I'm also trying to improve my typing skills...I sometimes miss longhand - even though it starts to hurt and takes longer and then you have to go back and type it all up anyway. Anyone who chats with me knows I have a problem with capitalization, for example - it's really just the 'shift' key I have a hard time with I think. My hands also just automatically add apostrophes where my brain knows there aren't any or periods where there should be commas because those buttons are close together- then I'll end up with capitalization where there shouldn't be because of autocorrect and I might not see it because I've been looking at it too long...that type of thing. It's a pain to go back and fix all that type of stuff- stupid stuff that I KNOW. So I'm trying to be more conscientious about that...although I'm still a miserable failure in chats. I am trying though- at least with my writing. Eventually, I'll have myself trained better.
One thing about the process that I will say I've changed- and perhaps the pendulum of my behavior will finally settle somewhere in between- is HOW I write...I used to edit as I go (literally every line was meticulously crafted) and I realized that that was stifling my creativity; it's little wonder why I didn't finish much when I was doing it that way! It became frustrating. Now I try to just get the story told and THEN go back and refine it and polish it and change it if need be. Just get the thing out there first. That's been my biggest change.

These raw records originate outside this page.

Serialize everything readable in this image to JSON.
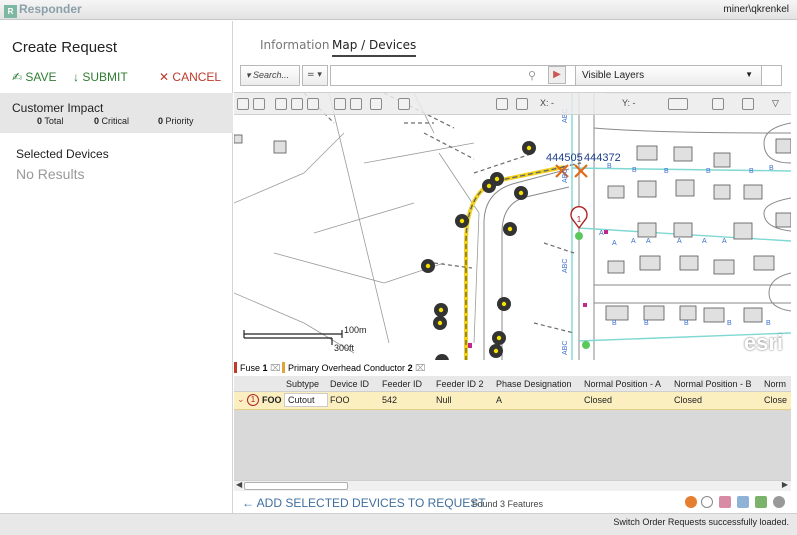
{
  "app": {
    "logo": "Responder",
    "user": "miner\\qkrenkel"
  },
  "left": {
    "title": "Create Request",
    "actions": {
      "save": "SAVE",
      "submit": "SUBMIT",
      "cancel": "CANCEL"
    },
    "impact": {
      "title": "Customer Impact",
      "total": "0",
      "total_label": "Total",
      "critical": "0",
      "critical_label": "Critical",
      "priority": "0",
      "priority_label": "Priority"
    },
    "selected": {
      "title": "Selected Devices",
      "empty": "No Results"
    }
  },
  "tabs": [
    {
      "label": "Information"
    },
    {
      "label": "Map / Devices"
    }
  ],
  "search": {
    "field": "Search...",
    "operator": "=",
    "value": ""
  },
  "layers": {
    "label": "Visible Layers"
  },
  "map": {
    "toolbar": {
      "x_label": "X: -",
      "y_label": "Y: -"
    },
    "device_labels": [
      "444505",
      "444372"
    ],
    "marker_number": "1",
    "scale": {
      "metric": "100m",
      "imperial": "300ft"
    },
    "attribution": "esri"
  },
  "grid": {
    "tabs": [
      {
        "label": "Fuse",
        "count": "1"
      },
      {
        "label": "Primary Overhead Conductor",
        "count": "2"
      }
    ],
    "columns": [
      "Subtype",
      "Device ID",
      "Feeder ID",
      "Feeder ID 2",
      "Phase Designation",
      "Normal Position - A",
      "Normal Position - B",
      "Norm"
    ],
    "rows": [
      {
        "index": "1",
        "name": "FOO",
        "subtype": "Cutout",
        "device_id": "FOO",
        "feeder_id": "542",
        "feeder_id2": "Null",
        "phase": "A",
        "pos_a": "Closed",
        "pos_b": "Closed",
        "pos_c": "Close"
      }
    ]
  },
  "footer": {
    "add": "ADD SELECTED DEVICES TO REQUEST",
    "found": "Found 3 Features"
  },
  "status": {
    "message": "Switch Order Requests successfully loaded."
  },
  "colors": {
    "accent_green": "#2f7d32",
    "cancel_red": "#c0392b",
    "row_highlight": "#fbefc0",
    "feeder_yellow": "#f2d21e",
    "conductor_cyan": "#7fd8d2"
  }
}
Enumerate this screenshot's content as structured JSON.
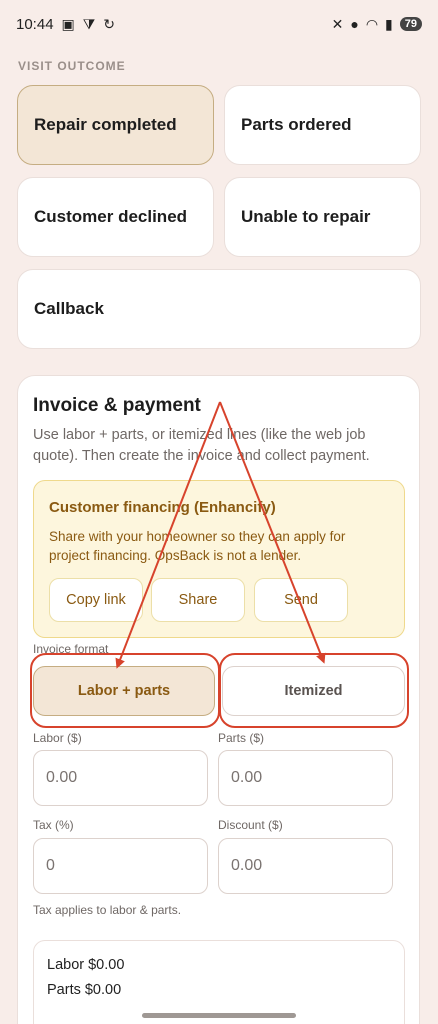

Your book is in KDP Select right now. Any plans to distribute it through other channels soon?
Absolutely - I need to go back over my contract with KDP just to make sure I do everything correctly, but as soon as I'm 'allowed' to I definitely plan to distribute to all the other major outlets in the various eBook formats. The paperback is already out there in a few different places, but I think the eBook is really where it's at in this day and age. As much market share as the Kindle has in the ereader arena, it's not the only one out there and they don't really play nice with each other as far as the formats go- I want everyone who wants to to be able to buy and read my book in the format that they prefer. Of course, that's going to take some time to accomplish, but I'll be posting those announcements on my blog as they happen and also through my other social media outlets (Facebook and Twitter, etc). When I know, you'll know.
Find Kat online!
Blog – www.katwheelerbooks.blogspot.com
Facebook- www.facebook.com/katwheelerbooks www.facebook.com/changingshapenovel
Twitter - @katwheelerbooks
Changing Shape’s Amazon page - http://www.amazon.com/dp/B009BBGT86
Kat’s Amazon Page – www.amazon.com/author/katwheelerbooks